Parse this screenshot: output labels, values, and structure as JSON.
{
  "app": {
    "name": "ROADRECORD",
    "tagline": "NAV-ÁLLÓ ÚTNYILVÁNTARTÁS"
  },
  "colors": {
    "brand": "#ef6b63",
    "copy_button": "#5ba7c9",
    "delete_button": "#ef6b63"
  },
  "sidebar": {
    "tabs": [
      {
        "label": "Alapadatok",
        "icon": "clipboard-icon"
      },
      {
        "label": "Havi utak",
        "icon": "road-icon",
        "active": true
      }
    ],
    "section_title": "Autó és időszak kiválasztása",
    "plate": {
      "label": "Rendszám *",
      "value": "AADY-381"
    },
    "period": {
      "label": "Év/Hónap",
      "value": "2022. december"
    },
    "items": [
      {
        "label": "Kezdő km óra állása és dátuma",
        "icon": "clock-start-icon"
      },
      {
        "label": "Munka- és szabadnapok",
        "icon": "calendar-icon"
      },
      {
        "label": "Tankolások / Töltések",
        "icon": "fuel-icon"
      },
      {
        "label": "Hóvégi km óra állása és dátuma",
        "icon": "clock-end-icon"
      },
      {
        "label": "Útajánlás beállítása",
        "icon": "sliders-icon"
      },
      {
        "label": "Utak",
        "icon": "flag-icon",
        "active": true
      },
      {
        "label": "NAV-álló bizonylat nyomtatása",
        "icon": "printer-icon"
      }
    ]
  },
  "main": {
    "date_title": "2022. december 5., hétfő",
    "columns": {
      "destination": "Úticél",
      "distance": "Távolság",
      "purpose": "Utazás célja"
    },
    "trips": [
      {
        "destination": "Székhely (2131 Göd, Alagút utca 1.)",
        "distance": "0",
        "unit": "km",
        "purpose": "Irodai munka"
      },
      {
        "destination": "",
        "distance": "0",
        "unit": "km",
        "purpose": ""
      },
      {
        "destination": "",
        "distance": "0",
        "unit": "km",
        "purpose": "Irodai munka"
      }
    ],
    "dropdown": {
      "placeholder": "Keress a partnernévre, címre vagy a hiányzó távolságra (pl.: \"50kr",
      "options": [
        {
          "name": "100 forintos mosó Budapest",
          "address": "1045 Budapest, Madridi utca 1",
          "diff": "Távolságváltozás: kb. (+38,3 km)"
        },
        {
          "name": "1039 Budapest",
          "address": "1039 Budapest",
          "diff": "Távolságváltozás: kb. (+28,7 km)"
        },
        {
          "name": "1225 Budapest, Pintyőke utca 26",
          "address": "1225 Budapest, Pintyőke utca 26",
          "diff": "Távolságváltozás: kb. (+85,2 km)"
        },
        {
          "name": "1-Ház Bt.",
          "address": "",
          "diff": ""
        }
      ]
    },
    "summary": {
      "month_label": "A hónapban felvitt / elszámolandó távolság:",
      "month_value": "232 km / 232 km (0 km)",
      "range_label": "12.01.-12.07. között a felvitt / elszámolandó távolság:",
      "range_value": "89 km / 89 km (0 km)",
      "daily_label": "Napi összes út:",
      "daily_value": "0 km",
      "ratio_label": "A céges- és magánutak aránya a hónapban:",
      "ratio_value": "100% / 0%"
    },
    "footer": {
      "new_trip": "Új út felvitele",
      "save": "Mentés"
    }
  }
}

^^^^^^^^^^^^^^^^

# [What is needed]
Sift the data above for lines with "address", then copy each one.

# [Answer area]
          "address": "1045 Budapest, Madridi utca 1",
          "address": "1039 Budapest",
          "address": "1225 Budapest, Pintyőke utca 26",
          "address": "",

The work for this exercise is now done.